▶ Description of the task: Pull every line holding the string "pcahub" from the records below.

▶ Data excerpts:
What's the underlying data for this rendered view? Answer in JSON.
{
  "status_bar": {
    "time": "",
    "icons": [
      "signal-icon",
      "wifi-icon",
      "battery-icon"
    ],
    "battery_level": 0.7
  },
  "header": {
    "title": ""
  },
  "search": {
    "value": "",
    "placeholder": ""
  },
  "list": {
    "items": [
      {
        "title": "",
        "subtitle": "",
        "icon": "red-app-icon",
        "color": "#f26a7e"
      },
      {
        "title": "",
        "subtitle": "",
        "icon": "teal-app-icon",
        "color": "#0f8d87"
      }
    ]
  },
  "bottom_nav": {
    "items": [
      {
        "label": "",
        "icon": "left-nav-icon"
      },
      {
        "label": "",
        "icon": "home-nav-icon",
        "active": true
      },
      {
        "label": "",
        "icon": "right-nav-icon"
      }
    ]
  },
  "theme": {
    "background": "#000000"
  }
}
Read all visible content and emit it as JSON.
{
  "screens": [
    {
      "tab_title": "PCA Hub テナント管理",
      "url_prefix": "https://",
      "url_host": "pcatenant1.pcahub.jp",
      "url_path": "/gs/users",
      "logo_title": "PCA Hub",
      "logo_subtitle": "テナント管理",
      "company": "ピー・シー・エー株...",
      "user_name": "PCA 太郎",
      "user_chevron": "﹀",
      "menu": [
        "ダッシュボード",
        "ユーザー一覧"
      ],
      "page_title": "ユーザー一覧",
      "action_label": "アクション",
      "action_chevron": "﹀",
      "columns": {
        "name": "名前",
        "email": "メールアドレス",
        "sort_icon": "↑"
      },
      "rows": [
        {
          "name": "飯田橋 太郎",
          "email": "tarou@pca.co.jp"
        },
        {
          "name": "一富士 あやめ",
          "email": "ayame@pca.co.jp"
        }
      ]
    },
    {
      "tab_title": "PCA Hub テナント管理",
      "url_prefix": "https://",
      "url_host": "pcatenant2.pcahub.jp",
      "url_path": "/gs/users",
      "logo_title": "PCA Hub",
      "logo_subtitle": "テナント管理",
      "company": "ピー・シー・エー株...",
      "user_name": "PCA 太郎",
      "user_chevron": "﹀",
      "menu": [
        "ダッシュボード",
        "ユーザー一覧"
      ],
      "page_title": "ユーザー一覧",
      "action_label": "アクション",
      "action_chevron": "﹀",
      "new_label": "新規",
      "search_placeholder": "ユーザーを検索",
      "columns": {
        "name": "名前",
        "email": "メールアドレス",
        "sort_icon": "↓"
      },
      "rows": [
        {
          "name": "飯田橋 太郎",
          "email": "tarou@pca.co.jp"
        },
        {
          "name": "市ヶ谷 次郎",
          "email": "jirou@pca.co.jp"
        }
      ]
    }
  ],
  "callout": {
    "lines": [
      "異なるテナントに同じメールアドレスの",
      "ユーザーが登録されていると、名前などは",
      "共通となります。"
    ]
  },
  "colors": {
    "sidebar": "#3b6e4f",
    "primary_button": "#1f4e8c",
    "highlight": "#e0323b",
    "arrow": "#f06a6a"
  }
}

▶ Reply:
      "url_host": "pcatenant1.pcahub.jp",
      "url_host": "pcatenant2.pcahub.jp",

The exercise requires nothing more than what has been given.